## What is being asked:
Check every line in the records below for the word "combining" and report how many have it, nothing more.

(Stored items from a collection)
━━━━━━━━━━━━━━━━━━━━

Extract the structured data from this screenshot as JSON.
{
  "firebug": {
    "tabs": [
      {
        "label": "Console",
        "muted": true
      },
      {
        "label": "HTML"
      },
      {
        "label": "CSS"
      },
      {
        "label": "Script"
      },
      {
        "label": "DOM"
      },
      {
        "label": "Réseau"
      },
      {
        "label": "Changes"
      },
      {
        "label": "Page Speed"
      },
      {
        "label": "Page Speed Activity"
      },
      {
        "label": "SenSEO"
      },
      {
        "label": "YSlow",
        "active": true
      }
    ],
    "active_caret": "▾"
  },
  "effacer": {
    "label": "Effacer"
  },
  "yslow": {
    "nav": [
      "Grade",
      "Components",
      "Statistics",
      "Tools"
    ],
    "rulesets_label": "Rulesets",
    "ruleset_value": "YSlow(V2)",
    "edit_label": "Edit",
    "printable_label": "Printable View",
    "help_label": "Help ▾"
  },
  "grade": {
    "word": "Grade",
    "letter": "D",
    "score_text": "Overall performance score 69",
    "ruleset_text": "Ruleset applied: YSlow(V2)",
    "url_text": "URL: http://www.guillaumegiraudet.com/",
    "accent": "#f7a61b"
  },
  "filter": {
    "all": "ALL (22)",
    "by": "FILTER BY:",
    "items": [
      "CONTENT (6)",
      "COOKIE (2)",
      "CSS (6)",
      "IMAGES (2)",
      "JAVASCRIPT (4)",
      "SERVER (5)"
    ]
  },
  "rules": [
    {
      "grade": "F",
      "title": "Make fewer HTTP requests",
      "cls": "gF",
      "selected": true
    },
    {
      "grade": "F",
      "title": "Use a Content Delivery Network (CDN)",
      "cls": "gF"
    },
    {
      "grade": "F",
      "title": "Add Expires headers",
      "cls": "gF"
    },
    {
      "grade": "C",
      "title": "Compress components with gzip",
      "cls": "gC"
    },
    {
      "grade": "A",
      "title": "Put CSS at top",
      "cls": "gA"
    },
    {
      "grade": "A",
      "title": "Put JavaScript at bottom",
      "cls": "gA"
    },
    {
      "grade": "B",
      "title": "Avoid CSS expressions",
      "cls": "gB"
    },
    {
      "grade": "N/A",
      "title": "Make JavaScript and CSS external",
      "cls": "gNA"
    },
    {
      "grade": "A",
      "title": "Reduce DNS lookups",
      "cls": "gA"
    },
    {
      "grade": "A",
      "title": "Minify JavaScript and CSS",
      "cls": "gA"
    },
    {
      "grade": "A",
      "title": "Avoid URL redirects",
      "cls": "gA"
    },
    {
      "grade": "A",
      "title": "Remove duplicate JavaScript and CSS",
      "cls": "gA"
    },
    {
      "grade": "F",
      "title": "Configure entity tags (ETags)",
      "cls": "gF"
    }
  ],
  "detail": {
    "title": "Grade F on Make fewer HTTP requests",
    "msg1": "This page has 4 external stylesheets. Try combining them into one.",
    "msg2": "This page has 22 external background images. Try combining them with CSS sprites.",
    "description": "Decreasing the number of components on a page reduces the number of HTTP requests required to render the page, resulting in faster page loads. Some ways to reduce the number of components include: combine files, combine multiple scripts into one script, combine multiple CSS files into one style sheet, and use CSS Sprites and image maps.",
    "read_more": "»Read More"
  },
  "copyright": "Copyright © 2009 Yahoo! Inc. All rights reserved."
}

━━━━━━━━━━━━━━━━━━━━

## Exercise answer:
2